● **PROBLEM**
The entries below should be given again exactly, minus their pictures.

◆ ◆ ◆ ◆

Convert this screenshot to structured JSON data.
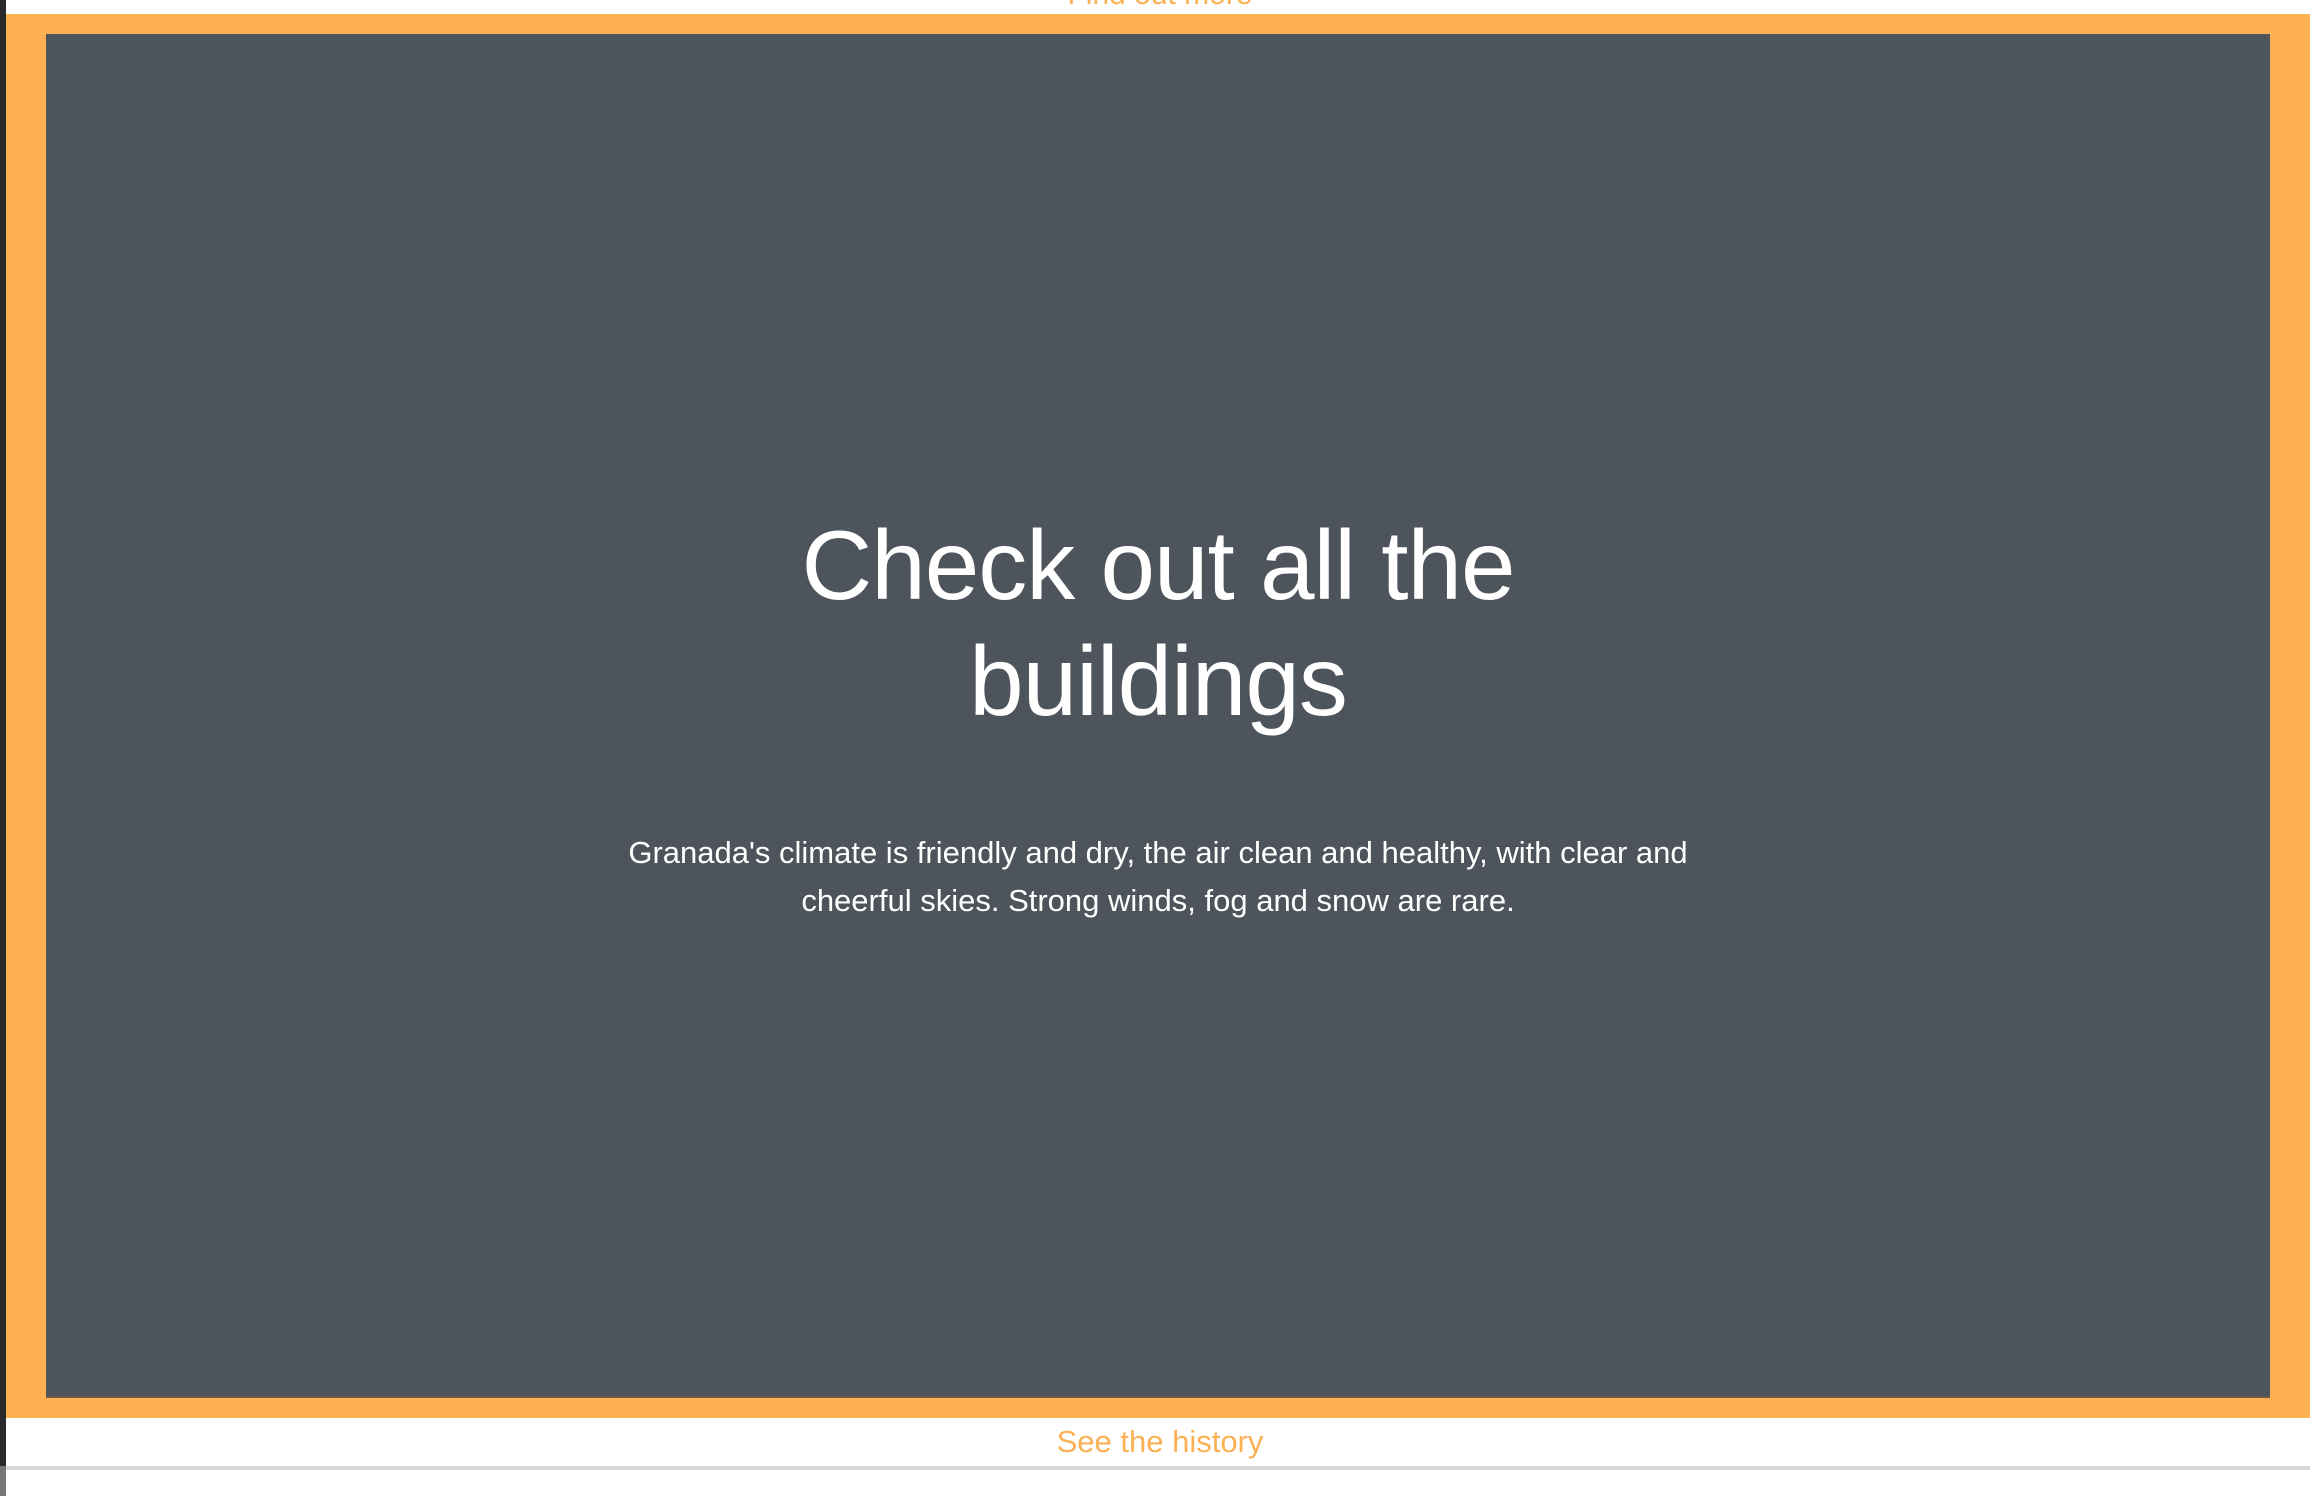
{
  "top_link": "Find out more",
  "hero": {
    "title": "Check out all the buildings",
    "description": "Granada's climate is friendly and dry, the air clean and healthy, with clear and cheerful skies. Strong winds, fog and snow are rare."
  },
  "bottom_link": "See the history",
  "colors": {
    "accent": "#ffb052",
    "panel": "#4d545b"
  }
}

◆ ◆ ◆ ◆

● **ANSWER SECTION**
Convert this screenshot to structured JSON data.
{
  "top_link": "Find out more",
  "hero": {
    "title": "Check out all the buildings",
    "description": "Granada's climate is friendly and dry, the air clean and healthy, with clear and cheerful skies. Strong winds, fog and snow are rare."
  },
  "bottom_link": "See the history",
  "colors": {
    "accent": "#ffb052",
    "panel": "#4d545b"
  }
}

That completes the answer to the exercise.